I have always liked the story of Thomas. The one who wont be satisfied with heresay. He had given his all to this Jesus and now that Jesus is dead, gone, Thomas isn’t going to blindly believe on the word of others. He wants his own encounter, to see Jesus and touch him, just like the others got.
We call Thomas “the doubter,” but the Gospel of John never calls him that. In fact, he serves, for John, as a model of faith. “Faith without doubt is dead faith” said Spanish philosopher Miguel de Unamuno. Thomas’ savior is dead; he wont tolerate a dead faith too. Thomas doesn’t crave answers, he isn’t looking for foolproof facts, or persuasive arguments. He needs the person of Christ to say his name, like Mary, to take his hand and speak to him. He needs his own resurrection moment with the Word made Flesh.
So when Jesus comes again, the first thing he does is speak to Thomas, “Reach out your hand, put it here, Thomas. Do not doubt, but believe.” He meets Thomas right where he is, in his need and his doubt, and even his stipulations, and invites him to meet Jesus.
Resurrection isn’t about pulling ourselves out of holes, it isn’t about mustering up faith or resuscitating our own life or fixing our brokenness or guarding against doubt. It is about the Risen Christ meeting us in the places where we are dead. The person of Jesus, showing up in the places we are trapped and stuck, where we’ve let go and given up and where there is no hope of recovery. Jesus, appearing behind locked doors and outside empty tombs, calling our name, reaching out and reconnecting us, turning the lights back on, and the color and the sound, bringing hope.

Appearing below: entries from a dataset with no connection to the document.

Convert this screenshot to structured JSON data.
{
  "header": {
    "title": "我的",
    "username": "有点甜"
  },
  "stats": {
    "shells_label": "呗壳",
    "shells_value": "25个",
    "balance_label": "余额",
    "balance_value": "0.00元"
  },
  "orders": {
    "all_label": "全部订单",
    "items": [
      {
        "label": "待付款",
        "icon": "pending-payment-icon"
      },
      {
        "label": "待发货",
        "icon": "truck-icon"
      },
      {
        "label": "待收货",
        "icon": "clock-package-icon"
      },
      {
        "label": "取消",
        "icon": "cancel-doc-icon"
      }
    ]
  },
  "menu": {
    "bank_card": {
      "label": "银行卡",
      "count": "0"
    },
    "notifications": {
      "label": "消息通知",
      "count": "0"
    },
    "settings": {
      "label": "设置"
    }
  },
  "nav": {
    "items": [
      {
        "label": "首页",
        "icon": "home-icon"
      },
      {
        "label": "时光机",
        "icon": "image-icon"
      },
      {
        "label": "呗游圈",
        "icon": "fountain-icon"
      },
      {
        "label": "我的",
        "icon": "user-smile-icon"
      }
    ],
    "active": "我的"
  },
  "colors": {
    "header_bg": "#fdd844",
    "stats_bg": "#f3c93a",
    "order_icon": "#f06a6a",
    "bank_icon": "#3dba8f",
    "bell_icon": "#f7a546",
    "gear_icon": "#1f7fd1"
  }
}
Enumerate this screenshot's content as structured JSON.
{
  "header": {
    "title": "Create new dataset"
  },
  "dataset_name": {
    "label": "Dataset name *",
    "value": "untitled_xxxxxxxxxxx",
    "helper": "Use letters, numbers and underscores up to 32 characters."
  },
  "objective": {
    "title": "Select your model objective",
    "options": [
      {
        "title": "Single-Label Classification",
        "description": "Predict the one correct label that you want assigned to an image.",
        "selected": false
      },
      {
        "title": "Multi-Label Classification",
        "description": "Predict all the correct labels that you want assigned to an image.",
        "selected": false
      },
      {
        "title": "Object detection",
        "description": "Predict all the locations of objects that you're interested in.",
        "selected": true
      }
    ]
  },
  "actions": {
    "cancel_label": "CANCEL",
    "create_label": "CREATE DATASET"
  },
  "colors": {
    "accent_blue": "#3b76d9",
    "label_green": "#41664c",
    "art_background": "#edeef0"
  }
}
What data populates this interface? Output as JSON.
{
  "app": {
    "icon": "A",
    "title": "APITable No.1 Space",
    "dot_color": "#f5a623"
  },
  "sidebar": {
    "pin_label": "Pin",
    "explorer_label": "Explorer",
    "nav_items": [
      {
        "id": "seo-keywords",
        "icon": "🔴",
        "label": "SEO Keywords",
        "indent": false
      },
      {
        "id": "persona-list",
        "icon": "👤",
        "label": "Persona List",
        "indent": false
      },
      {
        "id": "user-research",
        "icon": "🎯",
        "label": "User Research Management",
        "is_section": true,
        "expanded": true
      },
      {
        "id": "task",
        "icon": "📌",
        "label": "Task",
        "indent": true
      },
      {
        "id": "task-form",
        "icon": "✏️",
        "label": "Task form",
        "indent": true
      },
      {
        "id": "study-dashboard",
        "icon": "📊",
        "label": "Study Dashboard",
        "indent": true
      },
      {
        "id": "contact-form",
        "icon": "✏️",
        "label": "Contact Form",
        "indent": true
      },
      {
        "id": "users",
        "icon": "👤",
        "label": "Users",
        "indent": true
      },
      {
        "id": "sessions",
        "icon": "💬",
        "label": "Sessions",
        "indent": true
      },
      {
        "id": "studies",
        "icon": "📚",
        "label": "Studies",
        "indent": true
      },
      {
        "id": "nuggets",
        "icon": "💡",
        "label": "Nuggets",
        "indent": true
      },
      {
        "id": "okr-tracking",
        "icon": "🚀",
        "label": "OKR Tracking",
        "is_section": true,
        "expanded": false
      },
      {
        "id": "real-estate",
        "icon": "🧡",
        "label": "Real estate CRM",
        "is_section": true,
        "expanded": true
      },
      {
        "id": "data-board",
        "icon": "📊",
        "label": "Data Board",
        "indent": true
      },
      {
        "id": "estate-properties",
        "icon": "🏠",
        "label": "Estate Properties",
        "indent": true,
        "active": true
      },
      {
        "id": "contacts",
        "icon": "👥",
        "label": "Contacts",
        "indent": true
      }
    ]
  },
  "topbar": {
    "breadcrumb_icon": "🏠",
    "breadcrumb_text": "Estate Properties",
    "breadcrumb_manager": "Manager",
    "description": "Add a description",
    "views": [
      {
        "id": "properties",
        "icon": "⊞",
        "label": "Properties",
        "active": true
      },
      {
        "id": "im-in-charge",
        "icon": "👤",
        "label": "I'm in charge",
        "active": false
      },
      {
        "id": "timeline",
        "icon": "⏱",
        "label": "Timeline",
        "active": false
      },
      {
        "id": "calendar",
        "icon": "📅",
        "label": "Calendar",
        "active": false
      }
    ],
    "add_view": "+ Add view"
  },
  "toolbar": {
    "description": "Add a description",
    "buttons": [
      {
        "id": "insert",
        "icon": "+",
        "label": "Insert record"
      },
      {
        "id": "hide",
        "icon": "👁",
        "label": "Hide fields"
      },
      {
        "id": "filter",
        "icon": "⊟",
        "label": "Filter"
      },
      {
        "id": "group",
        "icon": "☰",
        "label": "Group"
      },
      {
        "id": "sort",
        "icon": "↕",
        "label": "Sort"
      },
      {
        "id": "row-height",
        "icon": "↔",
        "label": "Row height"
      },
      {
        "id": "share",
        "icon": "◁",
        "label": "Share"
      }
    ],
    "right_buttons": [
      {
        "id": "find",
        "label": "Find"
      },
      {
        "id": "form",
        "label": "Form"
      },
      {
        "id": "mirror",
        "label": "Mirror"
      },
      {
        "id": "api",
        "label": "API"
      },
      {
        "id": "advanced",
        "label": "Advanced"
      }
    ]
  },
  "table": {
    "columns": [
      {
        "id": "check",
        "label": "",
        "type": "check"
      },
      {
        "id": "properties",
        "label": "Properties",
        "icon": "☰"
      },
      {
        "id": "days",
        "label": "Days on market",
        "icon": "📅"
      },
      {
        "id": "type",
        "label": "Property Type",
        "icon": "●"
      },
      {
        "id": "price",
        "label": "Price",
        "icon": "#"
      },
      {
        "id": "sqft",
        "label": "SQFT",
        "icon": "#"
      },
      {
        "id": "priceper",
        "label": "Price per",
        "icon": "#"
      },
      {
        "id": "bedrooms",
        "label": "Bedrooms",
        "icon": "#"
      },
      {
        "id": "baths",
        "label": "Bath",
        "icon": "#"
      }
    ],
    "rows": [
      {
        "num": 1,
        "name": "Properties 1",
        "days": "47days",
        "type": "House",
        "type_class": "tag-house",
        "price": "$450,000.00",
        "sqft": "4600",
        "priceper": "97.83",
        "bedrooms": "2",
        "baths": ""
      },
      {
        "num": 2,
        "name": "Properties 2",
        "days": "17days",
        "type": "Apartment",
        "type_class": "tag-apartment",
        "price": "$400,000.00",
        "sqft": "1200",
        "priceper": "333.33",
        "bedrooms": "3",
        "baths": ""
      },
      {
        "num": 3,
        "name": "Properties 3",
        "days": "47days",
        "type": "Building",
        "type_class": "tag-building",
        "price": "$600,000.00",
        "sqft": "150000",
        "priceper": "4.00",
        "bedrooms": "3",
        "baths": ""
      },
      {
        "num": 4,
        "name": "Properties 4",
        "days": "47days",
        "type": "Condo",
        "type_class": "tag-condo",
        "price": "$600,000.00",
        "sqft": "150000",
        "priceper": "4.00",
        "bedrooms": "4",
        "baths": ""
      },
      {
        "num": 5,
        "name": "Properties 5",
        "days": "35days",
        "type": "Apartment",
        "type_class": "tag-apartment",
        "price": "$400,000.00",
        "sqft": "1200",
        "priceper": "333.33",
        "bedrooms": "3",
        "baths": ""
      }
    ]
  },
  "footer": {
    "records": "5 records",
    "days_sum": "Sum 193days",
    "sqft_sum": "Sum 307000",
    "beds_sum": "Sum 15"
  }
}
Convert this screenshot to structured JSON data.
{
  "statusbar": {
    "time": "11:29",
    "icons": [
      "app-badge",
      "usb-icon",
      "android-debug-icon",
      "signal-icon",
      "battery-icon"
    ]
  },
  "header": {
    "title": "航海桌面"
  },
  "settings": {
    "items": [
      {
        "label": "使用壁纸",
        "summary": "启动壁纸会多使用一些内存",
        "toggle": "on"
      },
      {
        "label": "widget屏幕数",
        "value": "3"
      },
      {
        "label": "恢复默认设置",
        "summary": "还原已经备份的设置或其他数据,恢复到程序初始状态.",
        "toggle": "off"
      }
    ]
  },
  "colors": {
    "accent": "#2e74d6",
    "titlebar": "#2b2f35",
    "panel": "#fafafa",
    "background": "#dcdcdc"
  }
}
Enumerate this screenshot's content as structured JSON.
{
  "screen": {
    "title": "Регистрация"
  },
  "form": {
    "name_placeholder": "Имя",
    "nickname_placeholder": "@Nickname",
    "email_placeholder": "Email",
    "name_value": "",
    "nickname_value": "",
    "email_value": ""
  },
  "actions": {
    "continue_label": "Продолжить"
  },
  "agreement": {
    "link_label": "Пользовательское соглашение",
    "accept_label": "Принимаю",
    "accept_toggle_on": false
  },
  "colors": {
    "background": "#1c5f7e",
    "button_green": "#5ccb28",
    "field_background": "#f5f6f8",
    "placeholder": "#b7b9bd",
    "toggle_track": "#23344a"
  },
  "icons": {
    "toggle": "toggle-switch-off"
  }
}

When Thomas has his encounter he doesn’t get an infallible answer to his doubts – “See? He has risen. That PROOVES this one is the Lord, THE God.” No, when Jesus speaks to Thomas he believes – which means, he trusts, he abides in, he finds his very life in, Jesus. And he cries out in resurrected faith, “You are MY Lord and MY God!”
Our journey of faith begins at baptism – at the moment our future death and all the little deaths in between are taken into Jesus’ death, and our life – in all its fullness and possibility - is hidden with Christ in God. This journey is filled up with pain and loss, brimming with doubt, and chock full of Resurrection. But not resurrection as a doubtless dogma, or a provable principle. Resurrection as that which causes your breath to catch in your throat and your eyes to well up and your heart to cry out in recognition, “My Lord and My God!”
Too often, we’ve thought faith means that we come to a building and sit in a pew and listen and absorb what someone else tells us. We take their word for it and try not to doubt. We forget that the Risen Lord walks among us, that we see and hear him in the love of those around us, in the doubts that push us, in the moments where we reach out to others in their need, or pray desperately from the bottom of a hole.
And when we do see him, when we hear him call our name and he becomes for us MY Lord and MY God, we forget that from there we are to share the story. To tell others what we have seen, how God has met us, what God is up to in our lives, what we see God doing in our world. We forget that we are witnesses to the resurrection.
And so, to help us remember, and help us to recognize the Risen One, we tell the stories. Last week it was Mary. This week it is Thomas. Next week it is the despondent disciples on the road to Emmaus, and encounters from lives of some in our own congregation.
There are many other stories, John says, so very many! But these are shared with you, so you may learn to recognize the Risen One, and that by putting your trust in him you might have life, abundant and relentless life in the one whom death could not contain. Amen.